▶ Work task: When you reach the listing below, copy each line exactly.
***** Dataset records *****
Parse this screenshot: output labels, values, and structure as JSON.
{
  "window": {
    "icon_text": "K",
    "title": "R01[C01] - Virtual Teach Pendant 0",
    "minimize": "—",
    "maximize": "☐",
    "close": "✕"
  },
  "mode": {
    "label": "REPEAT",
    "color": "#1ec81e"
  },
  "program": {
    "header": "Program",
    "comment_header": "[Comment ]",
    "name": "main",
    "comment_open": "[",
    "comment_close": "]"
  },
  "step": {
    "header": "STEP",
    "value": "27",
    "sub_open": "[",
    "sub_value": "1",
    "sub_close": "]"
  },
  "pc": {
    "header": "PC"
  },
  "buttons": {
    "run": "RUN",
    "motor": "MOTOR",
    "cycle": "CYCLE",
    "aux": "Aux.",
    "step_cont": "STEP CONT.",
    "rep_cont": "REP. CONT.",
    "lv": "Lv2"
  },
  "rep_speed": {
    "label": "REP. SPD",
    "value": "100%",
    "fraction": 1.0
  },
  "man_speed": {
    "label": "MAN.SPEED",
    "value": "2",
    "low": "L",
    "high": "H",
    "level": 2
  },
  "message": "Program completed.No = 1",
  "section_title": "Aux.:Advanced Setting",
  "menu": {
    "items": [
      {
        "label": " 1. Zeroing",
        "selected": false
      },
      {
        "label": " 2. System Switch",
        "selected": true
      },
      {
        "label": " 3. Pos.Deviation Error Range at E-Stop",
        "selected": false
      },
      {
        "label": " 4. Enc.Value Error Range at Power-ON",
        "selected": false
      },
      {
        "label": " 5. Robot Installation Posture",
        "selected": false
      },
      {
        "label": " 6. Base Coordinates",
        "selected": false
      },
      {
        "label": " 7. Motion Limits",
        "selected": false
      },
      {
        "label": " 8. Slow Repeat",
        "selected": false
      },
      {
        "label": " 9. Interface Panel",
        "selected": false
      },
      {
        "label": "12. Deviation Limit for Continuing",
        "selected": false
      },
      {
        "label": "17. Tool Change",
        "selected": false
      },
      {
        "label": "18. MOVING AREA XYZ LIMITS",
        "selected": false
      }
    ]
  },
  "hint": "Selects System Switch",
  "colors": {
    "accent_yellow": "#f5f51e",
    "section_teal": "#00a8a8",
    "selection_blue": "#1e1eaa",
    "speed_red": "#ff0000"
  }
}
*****
▶ Task solution:
Parse this screenshot: output labels, values, and structure as JSON.
{
  "window": {
    "icon_text": "K",
    "title": "R01[C01] - Virtual Teach Pendant 0",
    "minimize": "—",
    "maximize": "☐",
    "close": "✕"
  },
  "mode": {
    "label": "REPEAT",
    "color": "#1ec81e"
  },
  "program": {
    "header": "Program",
    "comment_header": "[Comment ]",
    "name": "main",
    "comment_open": "[",
    "comment_close": "]"
  },
  "step": {
    "header": "STEP",
    "value": "27",
    "sub_open": "[",
    "sub_value": "1",
    "sub_close": "]"
  },
  "pc": {
    "header": "PC"
  },
  "buttons": {
    "run": "RUN",
    "motor": "MOTOR",
    "cycle": "CYCLE",
    "aux": "Aux.",
    "step_cont": "STEP CONT.",
    "rep_cont": "REP. CONT.",
    "lv": "Lv2"
  },
  "rep_speed": {
    "label": "REP. SPD",
    "value": "100%",
    "fraction": 1.0
  },
  "man_speed": {
    "label": "MAN.SPEED",
    "value": "2",
    "low": "L",
    "high": "H",
    "level": 2
  },
  "message": "Program completed.No = 1",
  "section_title": "Aux.:Advanced Setting",
  "menu": {
    "items": [
      {
        "label": " 1. Zeroing",
        "selected": false
      },
      {
        "label": " 2. System Switch",
        "selected": true
      },
      {
        "label": " 3. Pos.Deviation Error Range at E-Stop",
        "selected": false
      },
      {
        "label": " 4. Enc.Value Error Range at Power-ON",
        "selected": false
      },
      {
        "label": " 5. Robot Installation Posture",
        "selected": false
      },
      {
        "label": " 6. Base Coordinates",
        "selected": false
      },
      {
        "label": " 7. Motion Limits",
        "selected": false
      },
      {
        "label": " 8. Slow Repeat",
        "selected": false
      },
      {
        "label": " 9. Interface Panel",
        "selected": false
      },
      {
        "label": "12. Deviation Limit for Continuing",
        "selected": false
      },
      {
        "label": "17. Tool Change",
        "selected": false
      },
      {
        "label": "18. MOVING AREA XYZ LIMITS",
        "selected": false
      }
    ]
  },
  "hint": "Selects System Switch",
  "colors": {
    "accent_yellow": "#f5f51e",
    "section_teal": "#00a8a8",
    "selection_blue": "#1e1eaa",
    "speed_red": "#ff0000"
  }
}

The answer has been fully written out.